EXERCISE MATERIALS:
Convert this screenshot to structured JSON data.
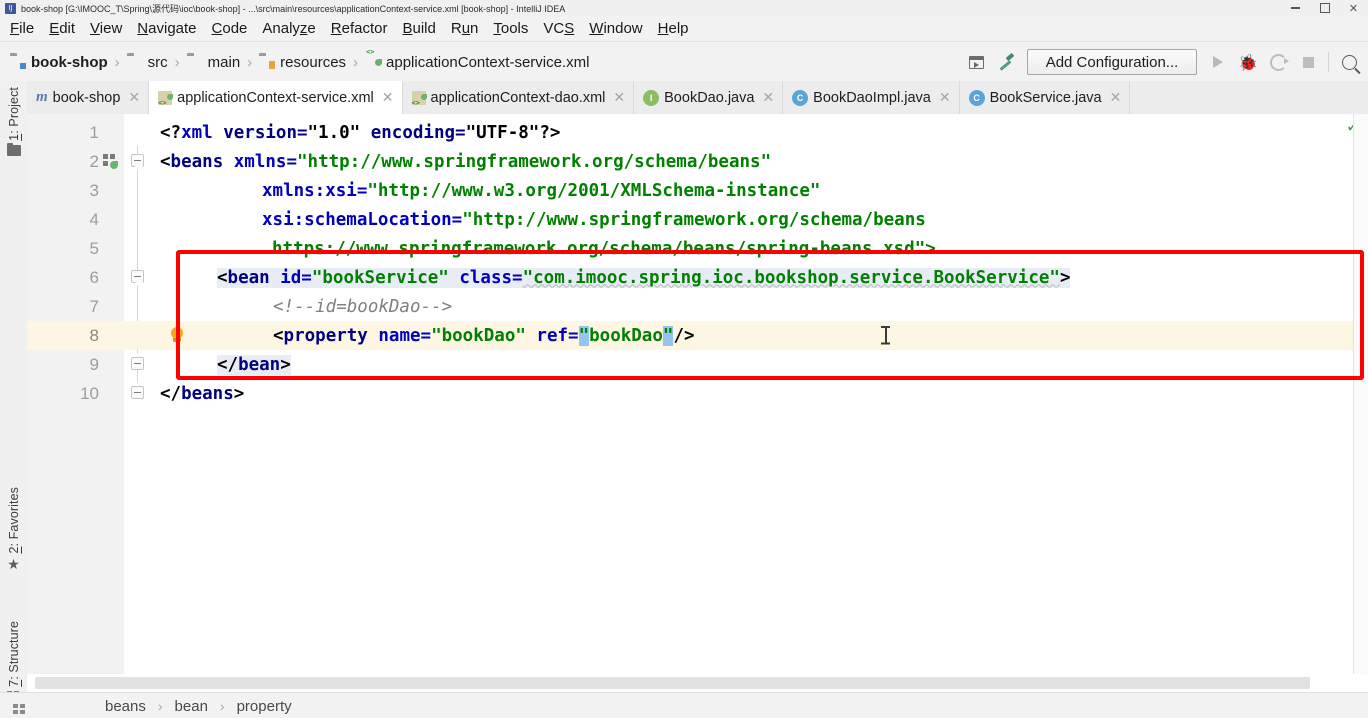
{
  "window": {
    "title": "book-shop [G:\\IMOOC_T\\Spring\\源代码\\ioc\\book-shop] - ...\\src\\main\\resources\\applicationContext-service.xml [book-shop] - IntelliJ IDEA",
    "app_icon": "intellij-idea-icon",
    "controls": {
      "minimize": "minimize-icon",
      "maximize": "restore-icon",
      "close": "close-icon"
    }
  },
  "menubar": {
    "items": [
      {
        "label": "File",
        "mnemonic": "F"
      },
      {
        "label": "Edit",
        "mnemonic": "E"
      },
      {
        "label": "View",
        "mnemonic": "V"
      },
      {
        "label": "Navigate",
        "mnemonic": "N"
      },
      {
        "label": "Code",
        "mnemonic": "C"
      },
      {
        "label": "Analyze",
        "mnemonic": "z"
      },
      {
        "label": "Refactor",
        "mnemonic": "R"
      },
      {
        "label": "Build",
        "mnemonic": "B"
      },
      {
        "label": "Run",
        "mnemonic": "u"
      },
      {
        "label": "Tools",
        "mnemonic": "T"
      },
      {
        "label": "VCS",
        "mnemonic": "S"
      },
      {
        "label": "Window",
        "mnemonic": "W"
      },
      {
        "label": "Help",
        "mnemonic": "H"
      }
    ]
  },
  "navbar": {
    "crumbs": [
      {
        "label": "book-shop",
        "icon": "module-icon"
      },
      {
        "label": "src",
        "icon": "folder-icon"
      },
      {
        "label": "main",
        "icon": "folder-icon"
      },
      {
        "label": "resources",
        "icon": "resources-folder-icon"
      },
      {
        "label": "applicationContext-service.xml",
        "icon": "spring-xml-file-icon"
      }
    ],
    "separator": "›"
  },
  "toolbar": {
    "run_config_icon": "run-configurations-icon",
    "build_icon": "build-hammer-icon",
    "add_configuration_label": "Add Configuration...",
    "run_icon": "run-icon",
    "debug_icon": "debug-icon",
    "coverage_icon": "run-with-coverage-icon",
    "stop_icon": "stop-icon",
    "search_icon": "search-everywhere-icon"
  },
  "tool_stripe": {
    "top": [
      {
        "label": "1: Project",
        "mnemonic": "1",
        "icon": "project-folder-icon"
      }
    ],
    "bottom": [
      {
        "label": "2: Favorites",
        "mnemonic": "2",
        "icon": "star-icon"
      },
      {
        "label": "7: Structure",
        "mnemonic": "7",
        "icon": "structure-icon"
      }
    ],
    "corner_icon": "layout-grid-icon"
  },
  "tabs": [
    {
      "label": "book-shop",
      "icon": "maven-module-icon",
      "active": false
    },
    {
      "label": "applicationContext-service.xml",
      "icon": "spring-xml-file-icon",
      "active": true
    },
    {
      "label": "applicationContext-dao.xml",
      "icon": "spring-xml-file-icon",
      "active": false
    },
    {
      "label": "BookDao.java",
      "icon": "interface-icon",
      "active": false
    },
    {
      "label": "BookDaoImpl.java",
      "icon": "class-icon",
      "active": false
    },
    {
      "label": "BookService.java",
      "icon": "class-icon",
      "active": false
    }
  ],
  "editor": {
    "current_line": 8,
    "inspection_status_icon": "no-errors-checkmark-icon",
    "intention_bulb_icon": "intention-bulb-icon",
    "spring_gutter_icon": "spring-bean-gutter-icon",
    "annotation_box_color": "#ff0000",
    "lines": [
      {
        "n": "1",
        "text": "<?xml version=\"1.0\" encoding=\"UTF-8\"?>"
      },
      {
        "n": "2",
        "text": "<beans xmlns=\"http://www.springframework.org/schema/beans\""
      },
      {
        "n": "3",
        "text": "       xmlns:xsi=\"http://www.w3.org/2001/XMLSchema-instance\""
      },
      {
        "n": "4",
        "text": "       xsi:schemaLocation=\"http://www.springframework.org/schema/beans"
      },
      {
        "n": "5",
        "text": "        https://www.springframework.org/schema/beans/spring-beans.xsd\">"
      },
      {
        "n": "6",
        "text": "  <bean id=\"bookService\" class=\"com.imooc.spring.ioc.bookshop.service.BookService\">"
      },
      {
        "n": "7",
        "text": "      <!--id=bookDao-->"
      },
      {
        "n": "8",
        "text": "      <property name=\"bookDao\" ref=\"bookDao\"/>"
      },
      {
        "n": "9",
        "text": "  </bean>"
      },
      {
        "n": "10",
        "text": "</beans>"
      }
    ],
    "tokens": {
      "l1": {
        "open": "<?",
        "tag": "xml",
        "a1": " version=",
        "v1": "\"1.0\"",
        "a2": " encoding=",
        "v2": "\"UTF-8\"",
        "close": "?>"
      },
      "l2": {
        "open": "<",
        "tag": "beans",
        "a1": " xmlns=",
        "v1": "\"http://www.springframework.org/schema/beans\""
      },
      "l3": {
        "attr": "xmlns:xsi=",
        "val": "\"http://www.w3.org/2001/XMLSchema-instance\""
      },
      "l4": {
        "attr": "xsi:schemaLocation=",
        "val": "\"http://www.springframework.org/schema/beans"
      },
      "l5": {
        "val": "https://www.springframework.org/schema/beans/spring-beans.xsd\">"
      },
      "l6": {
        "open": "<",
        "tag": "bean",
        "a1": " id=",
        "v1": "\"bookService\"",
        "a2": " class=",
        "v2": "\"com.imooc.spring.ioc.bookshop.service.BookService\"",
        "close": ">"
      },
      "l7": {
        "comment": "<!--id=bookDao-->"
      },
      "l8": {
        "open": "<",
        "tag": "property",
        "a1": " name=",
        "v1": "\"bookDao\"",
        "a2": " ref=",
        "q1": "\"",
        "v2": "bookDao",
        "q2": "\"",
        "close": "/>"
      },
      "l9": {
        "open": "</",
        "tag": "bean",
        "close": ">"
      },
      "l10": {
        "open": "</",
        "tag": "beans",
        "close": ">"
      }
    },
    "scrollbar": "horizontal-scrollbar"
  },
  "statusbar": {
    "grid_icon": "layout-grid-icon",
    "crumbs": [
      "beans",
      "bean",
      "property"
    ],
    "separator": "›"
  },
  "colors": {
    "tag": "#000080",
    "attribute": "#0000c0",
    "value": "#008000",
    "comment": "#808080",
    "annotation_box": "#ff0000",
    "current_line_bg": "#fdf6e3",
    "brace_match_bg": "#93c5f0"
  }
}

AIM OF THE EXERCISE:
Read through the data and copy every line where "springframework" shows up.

TASK ANSWER:
        "text": "<beans xmlns=\"http://www.springframework.org/schema/beans\""
        "text": "       xsi:schemaLocation=\"http://www.springframework.org/schema/beans"
        "text": "        https://www.springframework.org/schema/beans/spring-beans.xsd\">"
        "v1": "\"http://www.springframework.org/schema/beans\""
        "val": "\"http://www.springframework.org/schema/beans"
        "val": "https://www.springframework.org/schema/beans/spring-beans.xsd\">"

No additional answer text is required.